From this point now you must decide how you want to follow it up. You could keep writing in Jill’s POV allowing her to get brave and say something that will either confirm or deny Jack is still angry. You can also do a scene/chapter break and pick it up in Jack’s POV. Something like:
Jack couldn’t wait for this first sip of the coffee. Taking a seat, he set the cup on the table and blinked. Damn this contact, Jack thought, rubbing his eye and sighing. He might have to wear his glasses today. Looking up he tried to put Jill in focus, but his vision was still blurry. He’d have to change to his glasses, and it might be for the best. If he’d wore them yesterday, he might have seen the rock that tripped him and caused him to fall. He’d have to also make a trip into town and get another crown.
Okay, so now you KNOW what Jack is thinking, feeling and SEEING and why… No head hopping needed to fill in the info for the reader.
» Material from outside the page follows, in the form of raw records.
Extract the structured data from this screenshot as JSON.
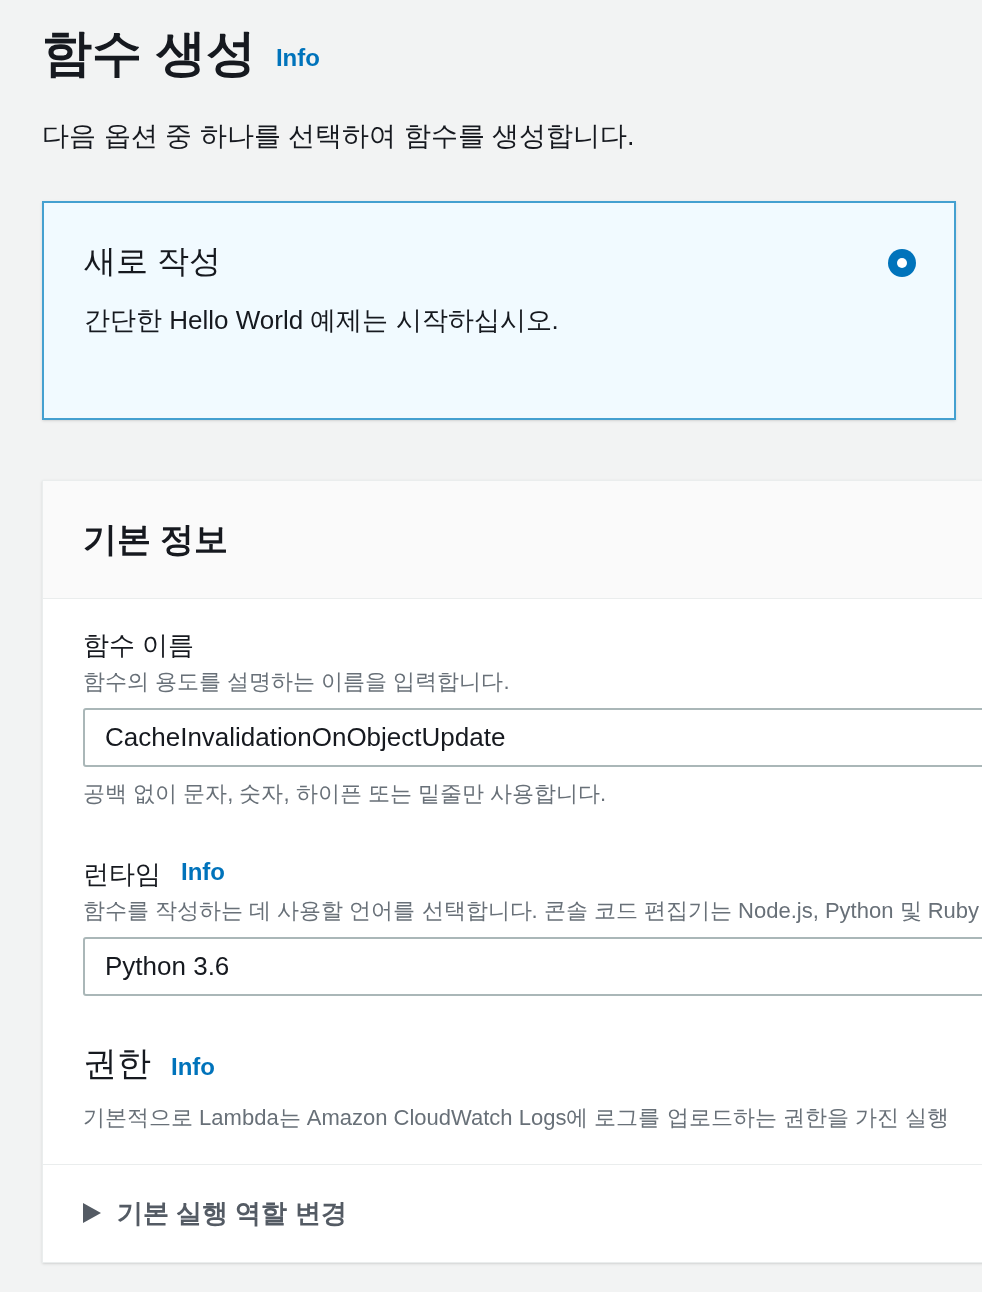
{
  "page": {
    "title": "함수 생성",
    "info_link": "Info",
    "description": "다음 옵션 중 하나를 선택하여 함수를 생성합니다."
  },
  "options": [
    {
      "title": "새로 작성",
      "description": "간단한 Hello World 예제는 시작하십시오.",
      "selected": true
    }
  ],
  "basic_info": {
    "title": "기본 정보",
    "fields": [
      {
        "kind": "input",
        "label": "함수 이름",
        "description": "함수의 용도를 설명하는 이름을 입력합니다.",
        "value": "CacheInvalidationOnObjectUpdate",
        "constraint": "공백 없이 문자, 숫자, 하이픈 또는 밑줄만 사용합니다."
      },
      {
        "kind": "select",
        "label": "런타임",
        "info_link": "Info",
        "description": "함수를 작성하는 데 사용할 언어를 선택합니다. 콘솔 코드 편집기는 Node.js, Python 및 Ruby",
        "value": "Python 3.6"
      },
      {
        "kind": "text",
        "label": "권한",
        "info_link": "Info",
        "description": "기본적으로 Lambda는 Amazon CloudWatch Logs에 로그를 업로드하는 권한을 가진 실행"
      }
    ],
    "expander": {
      "label": "기본 실행 역할 변경",
      "expanded": false
    }
  }
}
Now I want to go on to the more subtle type of head hopping. This tends to be the one I see most in today’s writing. And I want to start by getting you to think about a question? Have you ever just been…. staring off into space and had someone ask you if you were… okay, mad, upset? And that question from them kind of startled you because really you were just thinking someone needed to clean the cobwebs out that corner near the ceiling. Maybe you responded with a laugh and a smile and say ‘No, I’m fine. Why’d you ask?’ and they say something about YOUR expression. Here’s were the head hop happens. You don’t make note of your own expression, ticks, or habits. So neither can your characters. To you and them they have no real significance. So if you have a blank stare YOU don’t know it. Your characters
don’t know it. UNLESS you make a conscious choice to give a blank stare. And of course writers do this all the time very effectively. Let’s look at the difference then.
Jill stared out the window frowning. How she wished that hill would just disappear. Who put wells at the top of a hill?
That first sentence is a head hop. Remove “frowning” and it’s fixed. The rest of the paragraph gives her emotional state and the reader gets to pick how they interpret those emotions. Maybe she frowns in their mind, maybe she smiled sadly. It allows the reader’s personal ideas, and makes for better connections with characters. Now that doesn’t stop you from giving purposeful expressions it just requires you show they have an intent. So the other way it can be done.
Jill stared out the window and gave that hill a frown. It ruined everything. All her plans with Jack, who builds wells on top of hills anyway. Stupid. She frowned more, squinted her eyes and hoped the hill crumbled.
I want to stress the reason these seemingly little things are so important is when you do them wrong you deny the characters an opportunity to develop and interact. You also deny the reader a chance to get way into the characters’ heads.
I have a character who constantly picks at her nails. The other characters around her see her do it and understand that she’s feeling unsettled by something. But they ONLY understand that because of consistent events or dialogue that proceed or follow the action. Oddly, at a much later point I confirm the understanding in the character’s POV only she doesn’t think she picks at her nails, she “smooths” the edges.
Again, the way you write, especially internals and during narrative, gives you the chance to draw your reader in. To pull them into the world your characters live and to become friends with them you MUST stay in POV. When you do this, readers have a more enjoyable experience and will come back and read you more often.
So until next time, Write ON!